(Records drawn from a dataset)
----------
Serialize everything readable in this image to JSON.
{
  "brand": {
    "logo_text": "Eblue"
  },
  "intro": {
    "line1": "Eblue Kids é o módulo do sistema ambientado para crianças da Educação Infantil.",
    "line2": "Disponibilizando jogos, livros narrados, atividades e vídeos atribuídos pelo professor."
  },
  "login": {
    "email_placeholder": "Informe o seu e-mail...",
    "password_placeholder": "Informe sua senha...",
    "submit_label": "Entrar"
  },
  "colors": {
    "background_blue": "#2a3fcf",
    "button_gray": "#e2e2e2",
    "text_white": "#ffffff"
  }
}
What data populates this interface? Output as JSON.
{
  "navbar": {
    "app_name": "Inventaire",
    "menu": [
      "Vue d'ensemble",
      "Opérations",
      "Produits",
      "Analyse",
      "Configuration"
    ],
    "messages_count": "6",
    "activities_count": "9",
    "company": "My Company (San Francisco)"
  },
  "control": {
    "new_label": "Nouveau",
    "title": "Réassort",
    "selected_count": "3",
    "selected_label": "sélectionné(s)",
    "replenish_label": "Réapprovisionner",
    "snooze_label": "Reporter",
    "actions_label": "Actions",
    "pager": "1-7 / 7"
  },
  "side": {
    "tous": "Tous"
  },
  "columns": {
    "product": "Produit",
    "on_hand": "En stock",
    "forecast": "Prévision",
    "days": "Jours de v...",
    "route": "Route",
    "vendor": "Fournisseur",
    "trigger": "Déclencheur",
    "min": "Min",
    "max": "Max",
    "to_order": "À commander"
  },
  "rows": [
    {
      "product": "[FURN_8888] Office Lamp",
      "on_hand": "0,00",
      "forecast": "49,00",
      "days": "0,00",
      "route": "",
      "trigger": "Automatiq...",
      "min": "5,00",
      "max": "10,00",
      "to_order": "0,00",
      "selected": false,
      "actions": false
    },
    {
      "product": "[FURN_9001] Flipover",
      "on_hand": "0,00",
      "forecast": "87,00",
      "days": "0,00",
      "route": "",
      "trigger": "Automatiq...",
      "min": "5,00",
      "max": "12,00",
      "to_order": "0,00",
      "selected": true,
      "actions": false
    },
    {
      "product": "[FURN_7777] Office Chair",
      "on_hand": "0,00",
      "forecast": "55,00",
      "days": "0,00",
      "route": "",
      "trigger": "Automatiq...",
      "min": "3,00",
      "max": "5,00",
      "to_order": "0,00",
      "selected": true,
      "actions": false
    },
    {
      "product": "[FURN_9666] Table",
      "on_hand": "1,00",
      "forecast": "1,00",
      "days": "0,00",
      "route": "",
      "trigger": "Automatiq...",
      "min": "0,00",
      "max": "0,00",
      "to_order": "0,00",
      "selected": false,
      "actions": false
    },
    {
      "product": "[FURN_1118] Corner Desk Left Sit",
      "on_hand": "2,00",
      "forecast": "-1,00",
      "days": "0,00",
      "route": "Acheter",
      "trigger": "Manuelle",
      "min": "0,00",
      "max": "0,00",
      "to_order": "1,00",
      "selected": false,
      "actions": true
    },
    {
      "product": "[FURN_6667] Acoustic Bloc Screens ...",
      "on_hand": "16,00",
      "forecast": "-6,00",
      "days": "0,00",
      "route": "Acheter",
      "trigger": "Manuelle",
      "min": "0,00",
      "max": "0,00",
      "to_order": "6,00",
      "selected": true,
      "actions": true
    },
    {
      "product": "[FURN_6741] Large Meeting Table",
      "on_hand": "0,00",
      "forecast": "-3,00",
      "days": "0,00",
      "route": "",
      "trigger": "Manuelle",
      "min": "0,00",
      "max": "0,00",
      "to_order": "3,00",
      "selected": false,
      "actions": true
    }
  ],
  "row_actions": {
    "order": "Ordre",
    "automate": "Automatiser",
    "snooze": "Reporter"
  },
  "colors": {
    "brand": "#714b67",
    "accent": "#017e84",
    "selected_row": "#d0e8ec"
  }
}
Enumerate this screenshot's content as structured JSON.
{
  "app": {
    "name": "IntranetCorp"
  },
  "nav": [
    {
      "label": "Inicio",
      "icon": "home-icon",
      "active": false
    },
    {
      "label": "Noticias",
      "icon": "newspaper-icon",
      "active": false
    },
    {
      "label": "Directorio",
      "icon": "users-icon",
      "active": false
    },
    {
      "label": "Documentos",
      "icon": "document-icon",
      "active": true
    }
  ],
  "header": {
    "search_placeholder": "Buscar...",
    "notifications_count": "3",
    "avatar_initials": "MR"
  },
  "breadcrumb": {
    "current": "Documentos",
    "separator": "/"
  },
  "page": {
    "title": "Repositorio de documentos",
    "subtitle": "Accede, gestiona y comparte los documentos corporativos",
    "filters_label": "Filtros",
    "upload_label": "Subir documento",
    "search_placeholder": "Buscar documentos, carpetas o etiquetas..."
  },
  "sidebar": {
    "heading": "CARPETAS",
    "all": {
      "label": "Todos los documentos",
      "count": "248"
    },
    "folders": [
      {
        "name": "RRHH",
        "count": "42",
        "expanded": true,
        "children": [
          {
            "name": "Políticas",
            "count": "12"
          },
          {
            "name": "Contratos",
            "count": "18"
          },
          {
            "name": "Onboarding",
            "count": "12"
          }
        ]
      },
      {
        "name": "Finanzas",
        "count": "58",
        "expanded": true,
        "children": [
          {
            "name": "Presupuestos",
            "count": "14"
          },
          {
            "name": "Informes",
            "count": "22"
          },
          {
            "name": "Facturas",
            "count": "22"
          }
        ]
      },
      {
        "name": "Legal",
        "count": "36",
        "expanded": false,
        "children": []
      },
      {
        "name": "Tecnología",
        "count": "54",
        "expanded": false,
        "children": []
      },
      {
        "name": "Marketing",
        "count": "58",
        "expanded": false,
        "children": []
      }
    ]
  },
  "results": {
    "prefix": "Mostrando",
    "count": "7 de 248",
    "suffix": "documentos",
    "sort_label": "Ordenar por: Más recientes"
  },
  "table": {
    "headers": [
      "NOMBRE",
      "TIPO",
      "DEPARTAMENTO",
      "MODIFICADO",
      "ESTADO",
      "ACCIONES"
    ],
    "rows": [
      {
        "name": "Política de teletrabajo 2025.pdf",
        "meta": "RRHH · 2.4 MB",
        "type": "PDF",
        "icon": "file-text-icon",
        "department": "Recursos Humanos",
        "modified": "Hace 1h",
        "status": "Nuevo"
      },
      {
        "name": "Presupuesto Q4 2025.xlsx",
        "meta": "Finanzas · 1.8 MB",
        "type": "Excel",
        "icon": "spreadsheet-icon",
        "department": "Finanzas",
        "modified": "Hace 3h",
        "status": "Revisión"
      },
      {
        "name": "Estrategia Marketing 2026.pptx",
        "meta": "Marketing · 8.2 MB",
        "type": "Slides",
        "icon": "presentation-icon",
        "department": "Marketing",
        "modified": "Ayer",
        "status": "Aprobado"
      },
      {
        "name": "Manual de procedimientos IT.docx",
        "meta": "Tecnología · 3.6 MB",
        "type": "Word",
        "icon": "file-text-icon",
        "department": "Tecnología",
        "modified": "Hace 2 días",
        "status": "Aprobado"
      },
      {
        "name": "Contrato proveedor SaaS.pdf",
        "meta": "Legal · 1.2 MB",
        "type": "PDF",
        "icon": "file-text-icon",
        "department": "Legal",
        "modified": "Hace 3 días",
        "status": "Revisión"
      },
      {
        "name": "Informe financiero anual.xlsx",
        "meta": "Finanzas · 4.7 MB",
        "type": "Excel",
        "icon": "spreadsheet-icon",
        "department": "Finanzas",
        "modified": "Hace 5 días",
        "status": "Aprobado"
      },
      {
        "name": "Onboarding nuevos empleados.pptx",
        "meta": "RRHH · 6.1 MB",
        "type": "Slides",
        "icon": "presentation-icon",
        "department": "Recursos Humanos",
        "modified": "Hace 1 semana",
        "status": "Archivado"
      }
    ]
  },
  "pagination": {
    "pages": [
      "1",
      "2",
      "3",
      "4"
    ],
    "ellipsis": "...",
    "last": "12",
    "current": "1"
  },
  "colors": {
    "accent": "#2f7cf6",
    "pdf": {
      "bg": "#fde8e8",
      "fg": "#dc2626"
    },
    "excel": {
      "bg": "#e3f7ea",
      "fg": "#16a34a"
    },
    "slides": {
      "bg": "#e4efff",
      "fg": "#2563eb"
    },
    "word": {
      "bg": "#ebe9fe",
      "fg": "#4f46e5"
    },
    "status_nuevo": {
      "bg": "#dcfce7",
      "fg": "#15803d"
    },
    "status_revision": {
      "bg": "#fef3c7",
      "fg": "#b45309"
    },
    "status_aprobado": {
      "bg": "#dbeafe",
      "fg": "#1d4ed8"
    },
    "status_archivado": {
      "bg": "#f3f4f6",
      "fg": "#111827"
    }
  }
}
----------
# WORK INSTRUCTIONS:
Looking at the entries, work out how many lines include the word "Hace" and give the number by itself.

# RESULT OF THE TASK:
6